The latter juxtaposition drew ire from the screening audience, prompting the director to respond: “It's my view as a filmmaker.”
Audience member Sean Xie, an MA film student at Taiwan National University of the Arts and himself a documentary maker, also noted the distance between filmmaker and subject.
“You can really feel that Freddy doesn’t want to be filmed,” he comments, “especially in the scene after the Trump inauguration, he’s kind of hiding from the camera. I wish he [Wilms] would have pursued that subject more, because it was a very potent scene, especially for Taiwanese – the conflict Freddy feels between representing Taiwan on U.S. soil and the Trump administration.”
Conflict and condolence
Lim had entirely different expectations. “I thought he [Wilms] was just a reporter. But then he kept coming back,” he says in the post-screening session. “Actually I didn’t want to be filmed,” he adds. “I’m not an actor, okay. Well, I am – I’ve been in a film. But I’m not an actor all the time.”
The legislator conceded reluctantly to the filmmaker’s request, on the condition that he wasn’t disturbed, but sparks flew after Lim visited the Dalai Lama in Dharamasala, India, an intimate experience for the politician, who views His Holiness as a spiritual leader.
In one of the movie's most potent scenes, after Lim extends an invitation to the Lama to visit Taiwan and gifts his Holiness CDs from Chthonic, the heavy metal band that Lim fronts, he submits a personal request: a blessings for his wife, four months pregnant with their daughter.
Lim said he didn’t want the scene in the movie but Wilms continued filming, and the situation came to a head backstage at the Gay Pride parade when Wilms insisted on following Lim backstage.
Lim was furious, he recalls. “You can’t just follow me all the time! These are my friends! All the organizers, they are my friends. The activists, they are my friends. You can’t just film my friends.” He later reconsidered: “I’m glad it was recorded.”
While Taiwanese were miffed by some factual inaccuracies, most international members of the audience were willing to gloss over the details and laud the film for its role as a vessel to introduce Taiwan to the world in its own right.

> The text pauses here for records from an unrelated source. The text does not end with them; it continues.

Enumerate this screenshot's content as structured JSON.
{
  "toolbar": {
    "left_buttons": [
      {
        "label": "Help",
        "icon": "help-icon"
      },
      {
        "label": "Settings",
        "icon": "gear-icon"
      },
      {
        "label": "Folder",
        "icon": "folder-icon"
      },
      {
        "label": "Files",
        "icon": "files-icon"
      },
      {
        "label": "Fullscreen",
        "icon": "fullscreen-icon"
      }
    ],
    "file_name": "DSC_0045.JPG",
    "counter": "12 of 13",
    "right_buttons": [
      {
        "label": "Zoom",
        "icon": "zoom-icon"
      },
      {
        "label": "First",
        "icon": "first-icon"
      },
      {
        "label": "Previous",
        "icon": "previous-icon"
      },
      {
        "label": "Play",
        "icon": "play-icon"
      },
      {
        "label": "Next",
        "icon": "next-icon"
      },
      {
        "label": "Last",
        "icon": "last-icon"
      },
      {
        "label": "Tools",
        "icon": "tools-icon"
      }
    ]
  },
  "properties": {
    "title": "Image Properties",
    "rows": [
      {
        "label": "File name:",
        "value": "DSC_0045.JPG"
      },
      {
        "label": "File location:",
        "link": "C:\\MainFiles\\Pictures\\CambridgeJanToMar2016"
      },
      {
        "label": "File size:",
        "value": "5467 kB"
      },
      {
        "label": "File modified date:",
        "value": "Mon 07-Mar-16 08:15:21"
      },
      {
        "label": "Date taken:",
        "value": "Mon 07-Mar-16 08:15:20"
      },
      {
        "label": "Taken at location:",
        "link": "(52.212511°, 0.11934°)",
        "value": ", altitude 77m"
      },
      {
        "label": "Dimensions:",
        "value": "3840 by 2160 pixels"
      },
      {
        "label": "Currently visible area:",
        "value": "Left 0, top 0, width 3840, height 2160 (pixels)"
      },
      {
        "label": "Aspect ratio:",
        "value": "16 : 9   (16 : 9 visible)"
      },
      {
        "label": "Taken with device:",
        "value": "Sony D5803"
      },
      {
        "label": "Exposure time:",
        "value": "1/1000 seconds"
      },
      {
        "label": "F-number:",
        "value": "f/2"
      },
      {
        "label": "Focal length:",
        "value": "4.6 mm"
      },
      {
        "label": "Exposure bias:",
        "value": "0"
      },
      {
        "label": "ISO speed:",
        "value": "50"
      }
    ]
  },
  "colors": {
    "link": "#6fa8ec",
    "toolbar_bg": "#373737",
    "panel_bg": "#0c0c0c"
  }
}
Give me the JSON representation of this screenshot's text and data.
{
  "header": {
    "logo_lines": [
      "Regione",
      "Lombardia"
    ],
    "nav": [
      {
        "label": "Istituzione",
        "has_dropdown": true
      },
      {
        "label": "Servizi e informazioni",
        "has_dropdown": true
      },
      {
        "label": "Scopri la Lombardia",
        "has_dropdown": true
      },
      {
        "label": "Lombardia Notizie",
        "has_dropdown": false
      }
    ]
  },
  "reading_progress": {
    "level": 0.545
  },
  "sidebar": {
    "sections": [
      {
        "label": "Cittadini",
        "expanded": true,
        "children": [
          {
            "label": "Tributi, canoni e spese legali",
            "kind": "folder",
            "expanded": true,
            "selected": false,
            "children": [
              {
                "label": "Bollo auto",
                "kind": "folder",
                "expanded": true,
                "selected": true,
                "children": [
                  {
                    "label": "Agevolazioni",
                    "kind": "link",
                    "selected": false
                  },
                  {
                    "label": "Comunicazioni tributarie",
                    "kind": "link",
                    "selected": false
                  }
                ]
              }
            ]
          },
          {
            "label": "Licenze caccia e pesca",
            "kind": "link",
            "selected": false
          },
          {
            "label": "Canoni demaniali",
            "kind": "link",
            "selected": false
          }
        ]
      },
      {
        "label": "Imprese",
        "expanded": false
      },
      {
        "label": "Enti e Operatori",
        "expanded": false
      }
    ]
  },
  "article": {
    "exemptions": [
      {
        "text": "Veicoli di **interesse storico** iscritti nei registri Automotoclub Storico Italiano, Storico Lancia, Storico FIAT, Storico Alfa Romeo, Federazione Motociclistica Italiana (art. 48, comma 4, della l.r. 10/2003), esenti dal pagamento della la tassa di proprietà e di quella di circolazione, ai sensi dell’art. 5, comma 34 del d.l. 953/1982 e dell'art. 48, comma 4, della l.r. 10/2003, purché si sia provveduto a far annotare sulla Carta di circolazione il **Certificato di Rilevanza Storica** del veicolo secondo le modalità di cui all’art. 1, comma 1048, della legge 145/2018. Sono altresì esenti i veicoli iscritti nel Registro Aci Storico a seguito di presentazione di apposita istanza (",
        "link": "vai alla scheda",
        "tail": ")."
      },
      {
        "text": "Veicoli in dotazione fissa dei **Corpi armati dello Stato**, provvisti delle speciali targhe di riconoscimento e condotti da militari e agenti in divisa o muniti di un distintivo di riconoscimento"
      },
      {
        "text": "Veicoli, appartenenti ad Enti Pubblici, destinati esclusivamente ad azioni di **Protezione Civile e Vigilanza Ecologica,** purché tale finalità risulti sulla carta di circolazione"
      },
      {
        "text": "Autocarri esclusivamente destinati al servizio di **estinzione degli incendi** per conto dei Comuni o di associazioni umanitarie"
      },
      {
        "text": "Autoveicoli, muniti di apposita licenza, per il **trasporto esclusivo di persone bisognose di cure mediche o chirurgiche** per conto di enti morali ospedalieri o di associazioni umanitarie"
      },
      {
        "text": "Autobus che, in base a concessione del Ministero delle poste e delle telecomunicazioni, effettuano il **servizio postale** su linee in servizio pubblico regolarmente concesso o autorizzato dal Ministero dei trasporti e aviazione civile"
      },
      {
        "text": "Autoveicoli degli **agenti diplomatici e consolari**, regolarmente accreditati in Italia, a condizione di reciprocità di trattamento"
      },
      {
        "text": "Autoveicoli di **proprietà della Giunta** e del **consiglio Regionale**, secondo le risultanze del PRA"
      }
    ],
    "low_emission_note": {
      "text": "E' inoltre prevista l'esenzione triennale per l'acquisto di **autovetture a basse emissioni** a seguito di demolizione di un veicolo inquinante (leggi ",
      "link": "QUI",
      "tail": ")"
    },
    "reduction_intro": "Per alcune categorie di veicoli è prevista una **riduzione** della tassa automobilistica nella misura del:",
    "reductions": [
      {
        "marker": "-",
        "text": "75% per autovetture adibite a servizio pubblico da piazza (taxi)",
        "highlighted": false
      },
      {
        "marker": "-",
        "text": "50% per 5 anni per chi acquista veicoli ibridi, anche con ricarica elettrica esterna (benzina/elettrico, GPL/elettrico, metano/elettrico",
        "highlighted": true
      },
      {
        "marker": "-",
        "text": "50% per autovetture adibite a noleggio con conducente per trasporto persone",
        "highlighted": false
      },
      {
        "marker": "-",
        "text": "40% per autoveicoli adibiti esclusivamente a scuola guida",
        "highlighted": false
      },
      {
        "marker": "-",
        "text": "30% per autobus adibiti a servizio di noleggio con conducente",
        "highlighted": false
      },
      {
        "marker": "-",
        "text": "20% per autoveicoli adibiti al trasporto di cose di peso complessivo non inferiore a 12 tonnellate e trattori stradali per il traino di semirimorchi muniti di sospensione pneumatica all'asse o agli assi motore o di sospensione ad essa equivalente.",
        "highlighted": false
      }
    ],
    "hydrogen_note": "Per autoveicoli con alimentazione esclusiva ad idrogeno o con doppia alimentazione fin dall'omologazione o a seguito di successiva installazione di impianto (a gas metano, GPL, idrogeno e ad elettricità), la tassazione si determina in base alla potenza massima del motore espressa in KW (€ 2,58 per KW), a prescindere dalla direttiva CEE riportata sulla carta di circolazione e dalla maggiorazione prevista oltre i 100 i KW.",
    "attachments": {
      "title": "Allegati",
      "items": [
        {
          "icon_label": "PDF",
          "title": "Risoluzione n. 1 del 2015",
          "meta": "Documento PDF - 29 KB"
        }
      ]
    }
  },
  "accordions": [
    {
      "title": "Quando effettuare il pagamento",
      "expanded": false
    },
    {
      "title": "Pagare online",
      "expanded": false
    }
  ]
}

Jean-Jacques Chen, a Belgium film director currently residing in Taiwan, said: “Is it rough? Yes. Were there a lot of missing details? Of course: the omission of 228, oversimplification of the Sunflower Movement, the whole lot of it. But does that detract from the fact that this is a film that finally showcases Taiwan in a Taiwanese light? No, it does not.”
On the wider subject of soft power, blogger Jenna Cody suggested Taiwan still has work to do to bring itself to the world's attention. "There are non-Tibetans who care about Tibet. There are non-Palestinians who care about Palestine. But there are very few non-Taiwanese who don’t live here, who care about Taiwan,” she said.
"Metal Politics Taiwan" will screen Saturday, May 26 at 17:00 at Wonderful Theater in Ximending.
Read Next: FEATURE: Freddy Lim on Influencing the DPP, China, Missed Opportunities and Taiwan's Dodgy Media
TNL Editor: Morley J Weston